Clinton blames an overtaxed schedule for the arm’s-length approach, but something more fundamental is at work here. She, like her rivals, wants to deliver a daily message, usually framed around some policy prescription, while reporters want to ask her about the latest polls, tactics or blast from Barack Obama or John Edwards.

In other words, reporters only want to cover the horse race. They are shunning the very policy discussions they claim to want to write about. Which is a story—a big one, if not a new one—and one that Kurtz embeds in reporters’ complaints about their mistreatment at the hands of the Juggernaut. And then he wraps his rhetoric in excuses: If Clinton would only talk to reporters, they’d cover her policy stances. (Really? Would they?) Kurtz describes a Goffstown, Iowa, event—attendance at which required reporters to travel “along unmarked back roads, past moose crossings and flocks of geese”—in which Clinton talked about, among other issues, health care and special education and a “post-Kyoto agreement” on global warming.
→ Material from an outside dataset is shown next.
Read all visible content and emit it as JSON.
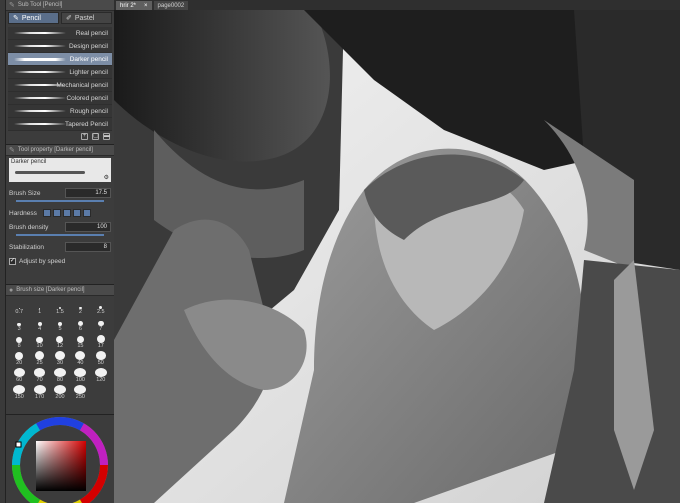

But then—“although the meeting was staged for the assembled journalists, there was no chance for follow-up, and the event received virtually no coverage.”

To be fair, it’s not just Clinton who’s reticent when it comes to the press; as Kurtz notes, “Clinton differs [from most of the other candidates] only in her degree of discipline.” Still, to make his point about the challenges of the campaign trail—or perhaps to disguise its weakness—Kurtz adopts the melodramatic tone of a trial lawyer. (One of the best lines in the piece? “As Clinton made her way to the door, she observed: ‘All this good food—can we feed the press?’ But the press was feeling undernourished.” ZING.)

Perhaps Kurtz is inflamed because he himself was late to an Iowa campaign event—because the Clinton campaign, those jerks, hadn’t provided accurate directions to it:

Her last major event was a potluck dinner at a cavernous union hall in the town of Brentwood. But only a handful of reporters attended and I arrived late, driving down unlighted streets in a heavy rain as confused Clinton aides kept giving me the wrong directions.

It’s strange, though, that Kurtz would be relying on campaign flacks for directions—since, as he observes:

Much of the chatter among the reporters is about MapQuest and GPS devices and Hertz’s NeverLost technology as they trade tips on how to track their constantly moving quarry.

Hmm. Maybe Kurtz got lost and was late to the campaign event because he wasn’t in on such mapping-device gossip? He never explains. So, like a campaign reporter chasing a candidate’s bus through those dark, windy, goose-and-moose-laden roads of Iowa—I’m lost.

Megan Garber is an assistant editor at the Nieman Journalism Lab at Harvard University. She was formerly a CJR staff writer.